Was Mouchot thus wrong, as some shills for the coal industry might proclaim? No, the reality is that there are limited reserves of coal, oil, and natural gas — and far more importantly, there are very limited high-quality reserves. What that means is that as time has gone by, the economics of extraction have been approaching a brick wall — whereby the use of such resources will become more expensive as time goes by, and thus less use will occur. That being the case, if anything like modern industrial-style civilization is to exist a few hundred years from now (an open question), it would have to rely upon renewable energy technologies — including possibly solar energy technologies, such as those designed by Mouchot.
Amongst the designs created by Mouchot were solar cookers, parabolic trough solar collectors (definitely still of use for various purposes); various solar steam engine designs (with modified versions of some designs potentially being of value); and even a concentrated-solar-steam-engine-powered compressor used to make ice and/or ice cream.
To highlight his work on solar steam engines, Mouchot displayed a number of designs — including the aforementioned concentrating-solar design that powered a compressor to make ice cream — at the Universal Exhibition in Paris in 1878. Despite winning some accolades at this show, his support from the French government was soon cut due to improving economics for coal transport and import. Solar energy was deemed by the government of the time to be “uneconomical.”
It was at the just mentioned Universal Exhibition in Paris that Mouchot was quoted as stating: “One must not believe, despite the silence of modern writings, that the idea of using solar heat for mechanical operations is recent. On the contrary, one must recognize that this idea is very ancient and (through) its slow development across the centuries it has given birth to various curious devices.”
Frank Shuman (1862–1918) — Solar Steam Engines, Solar Thermal Train, Solar Thermal Power Stations, & Various Types Of Associated Safety Glass
“One thing I feel sure of … is that the human race must finally utilize direct sun power or revert to barbarism.” — Frank Shuman (1862–1918)
That statement comes to us from the American solar energy system developer Frank Shuman — perhaps best known for building the “world’s first” solar thermal power plant, back in 1912 in Egypt. In that system, parabolic troughs were used to concentrate light, create steam, and thus power a ~65 horsepower steam engine that was able to pump a reported 6,000 gallons of water a minute to agricultural fields from the Nile River.

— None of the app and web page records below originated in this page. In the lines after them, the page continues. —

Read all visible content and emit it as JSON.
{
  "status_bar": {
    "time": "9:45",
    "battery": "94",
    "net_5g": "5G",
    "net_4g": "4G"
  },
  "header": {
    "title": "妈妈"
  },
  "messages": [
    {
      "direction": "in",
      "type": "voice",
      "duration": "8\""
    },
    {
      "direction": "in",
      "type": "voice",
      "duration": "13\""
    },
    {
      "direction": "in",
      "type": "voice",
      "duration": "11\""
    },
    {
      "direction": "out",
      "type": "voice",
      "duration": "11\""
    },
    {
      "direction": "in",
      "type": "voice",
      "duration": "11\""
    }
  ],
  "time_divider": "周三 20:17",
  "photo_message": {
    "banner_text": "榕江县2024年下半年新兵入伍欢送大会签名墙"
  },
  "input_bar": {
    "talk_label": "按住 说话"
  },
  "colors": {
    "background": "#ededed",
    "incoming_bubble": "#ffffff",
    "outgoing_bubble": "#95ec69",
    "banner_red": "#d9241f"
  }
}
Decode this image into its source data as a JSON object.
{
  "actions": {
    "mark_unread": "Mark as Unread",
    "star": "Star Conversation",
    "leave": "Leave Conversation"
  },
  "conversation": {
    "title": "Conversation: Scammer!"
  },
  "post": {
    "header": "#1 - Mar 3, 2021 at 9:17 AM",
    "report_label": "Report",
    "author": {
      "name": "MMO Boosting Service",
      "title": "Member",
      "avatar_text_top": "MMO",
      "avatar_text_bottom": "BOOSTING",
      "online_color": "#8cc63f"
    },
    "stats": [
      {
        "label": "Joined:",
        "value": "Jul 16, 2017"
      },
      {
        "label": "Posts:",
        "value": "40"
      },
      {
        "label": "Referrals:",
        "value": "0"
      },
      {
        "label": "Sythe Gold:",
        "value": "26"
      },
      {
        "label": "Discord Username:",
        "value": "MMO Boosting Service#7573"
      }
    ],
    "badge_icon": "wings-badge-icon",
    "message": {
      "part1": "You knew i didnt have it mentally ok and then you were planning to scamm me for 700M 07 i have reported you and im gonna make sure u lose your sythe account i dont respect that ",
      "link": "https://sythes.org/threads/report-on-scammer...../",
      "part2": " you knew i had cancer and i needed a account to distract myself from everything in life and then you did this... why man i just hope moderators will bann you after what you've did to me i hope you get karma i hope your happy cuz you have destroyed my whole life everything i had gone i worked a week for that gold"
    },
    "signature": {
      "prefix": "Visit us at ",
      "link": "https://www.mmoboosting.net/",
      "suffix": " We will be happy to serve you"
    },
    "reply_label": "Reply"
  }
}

Other designs of Shuman’s included a solar thermal train demonstrated in 1910; various types of solar engines including those utilizing self-designed low-pressure steam turbines; and various types of laminated and/or wired safety glass (and machines and processes to manufacture these safety glasses); amongst other things.
Also notable here is that Shuman founded a company known as the Sun Power Company back in 1908, with the intent being to commercially develop solar energy technologies. The plans never came to serious fruition, though, due to the increasing exploitation of fossil oil reserves in the years following his 1918 death.
Given that the cheapest reserves of oil have now largely been pumped to the point of low-flow rates, and that developers are increasingly dependent upon relatively high-cost extraction methods (hydraulic fracturing, aka fracking, and tar sands), difficult locations (offshore rigs), and geopolitically ambiguous regions (the Middle East and soon the Arctic), it seems likely that solar energy technology usage will increase in the decades ahead. So, Shuman appears to have simply been “early,” not wrong.